No $150 for You, Students

Photo of York University’s Scott Library by Kinnon from the Torontoist Flickr Pool.

Last year, the Ministry of Training, Colleges and Universities unveiled a new program that gave out $150 to any and every full-time post-secondary student in Ontario who applied for it, no strings attached. More than half a million students province-wide qualified for the Technology and Textbook Grant, or TTG, intended to help cover the “added academic expense related to textbooks and technology and other academic supplies,” as John Milloy, Minister of Training, Colleges and Universities, told the Queen’s Journal last year.

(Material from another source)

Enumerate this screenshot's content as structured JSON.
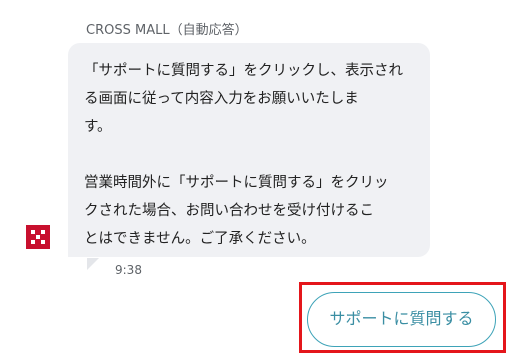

“We felt $150 was a complimentary amount for some of these upfront costs people have,” Miloy told the Journal. “It is available to all students regardless of their financial circumstances.” When attending university keeps getting more and more expensive and less and less fair, the TTG was a very nice—albeit very small—thing for the government to do.
Too bad, then, that this year they’ve very quietly rolled it back. Now, unlike before, students have “to apply for and qualify for a Canada-Ontario Integrated Student Loan” (so: OSAP) to be considered eligible. Ineligible students who try to apply now receive a message online informing them that: “The ministry has no record of a processed OSAP application from you for the 2009-2010 academic year to date. To be considered for TTG, you must apply for full-time OSAP assistance.”
The argument could be made, of course, that those students who receive OSAP are those most in financial need. But that ignores the large segment of the student-going population with financial needs that don’t line up with OSAP’s own definition of the term, as well as those students with financial needs who would prefer to not take out a government loan to cover their costs. There are few students who couldn’t benefit from $150—and this year, even fewer of them will have the chance to.
The Ministry would not return our requests for comment.
David Topping is a full-time student at the University of Toronto.